“A recent study published in the Journal of Experimental Social Psychology looked into this phenomenon. They studied the tension between Palestinians and Israelis, as well as Mexican immigrants and white Arizonians.
What they found was that when individuals were given a chance to share their stories and experiences with people from the other side, it helped improve their attitude about the “opposing group.” This effect was even stronger when it was a member of the “disempowered group” being heard by someone from the “dominant group.”
This is no surprise to me. It’s fundamental to the Quaker decision-making process that everyone should have a chance to speak and be heard respectfully. This is why the Quaker process, while occasionally slow and difficult, is so successful at reaching conclusions that everyone can live with.

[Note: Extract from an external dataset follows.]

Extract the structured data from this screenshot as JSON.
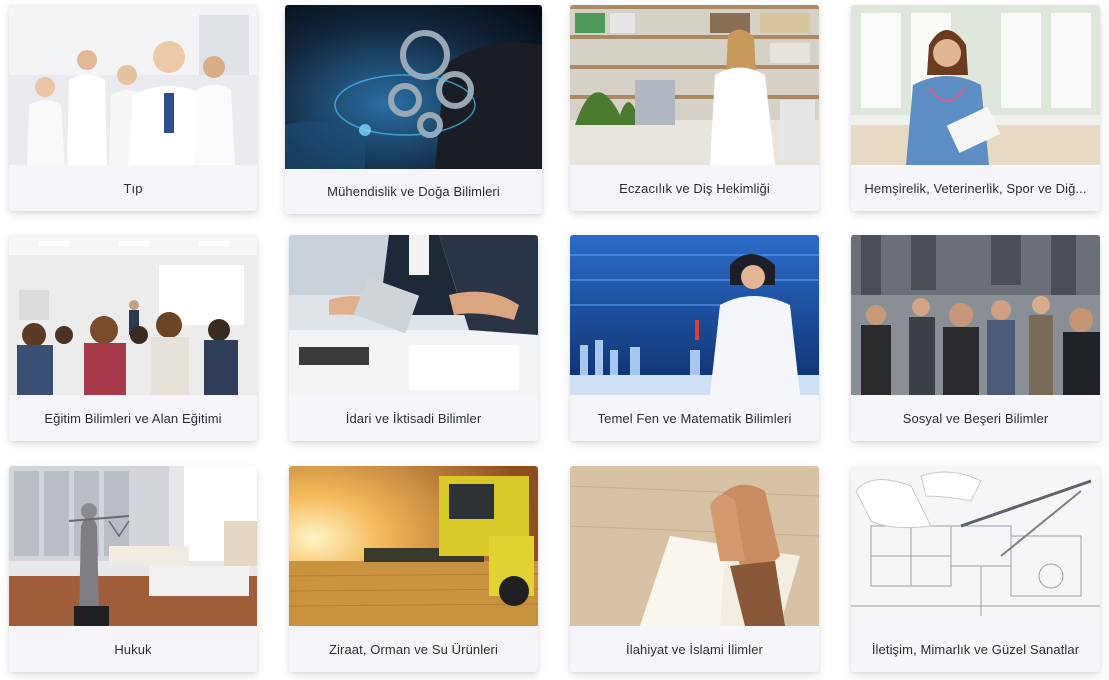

This principle is apparently not so obvious to many of the people who hold power in the world, though.